Required work:
Your answer must be the full set of entries, repeated exactly.

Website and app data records
● ● ● ● ● ● ●

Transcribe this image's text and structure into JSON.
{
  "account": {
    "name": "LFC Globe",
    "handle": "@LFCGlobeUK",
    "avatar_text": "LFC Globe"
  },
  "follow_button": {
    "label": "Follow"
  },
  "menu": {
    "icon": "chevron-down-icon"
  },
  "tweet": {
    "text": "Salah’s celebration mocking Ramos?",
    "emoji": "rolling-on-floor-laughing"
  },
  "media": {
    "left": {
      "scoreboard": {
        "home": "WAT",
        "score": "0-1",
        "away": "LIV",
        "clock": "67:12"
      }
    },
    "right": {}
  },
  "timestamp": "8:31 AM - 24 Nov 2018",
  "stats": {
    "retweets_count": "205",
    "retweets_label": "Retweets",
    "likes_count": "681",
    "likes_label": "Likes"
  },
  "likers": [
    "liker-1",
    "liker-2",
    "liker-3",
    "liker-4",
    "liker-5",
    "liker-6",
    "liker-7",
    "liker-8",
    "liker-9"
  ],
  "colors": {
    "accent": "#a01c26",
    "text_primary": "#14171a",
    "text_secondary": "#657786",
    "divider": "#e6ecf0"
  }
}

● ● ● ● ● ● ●

Output for this task:
Transcribe this image's text and structure into JSON.
{
  "account": {
    "name": "LFC Globe",
    "handle": "@LFCGlobeUK",
    "avatar_text": "LFC Globe"
  },
  "follow_button": {
    "label": "Follow"
  },
  "menu": {
    "icon": "chevron-down-icon"
  },
  "tweet": {
    "text": "Salah’s celebration mocking Ramos?",
    "emoji": "rolling-on-floor-laughing"
  },
  "media": {
    "left": {
      "scoreboard": {
        "home": "WAT",
        "score": "0-1",
        "away": "LIV",
        "clock": "67:12"
      }
    },
    "right": {}
  },
  "timestamp": "8:31 AM - 24 Nov 2018",
  "stats": {
    "retweets_count": "205",
    "retweets_label": "Retweets",
    "likes_count": "681",
    "likes_label": "Likes"
  },
  "likers": [
    "liker-1",
    "liker-2",
    "liker-3",
    "liker-4",
    "liker-5",
    "liker-6",
    "liker-7",
    "liker-8",
    "liker-9"
  ],
  "colors": {
    "accent": "#a01c26",
    "text_primary": "#14171a",
    "text_secondary": "#657786",
    "divider": "#e6ecf0"
  }
}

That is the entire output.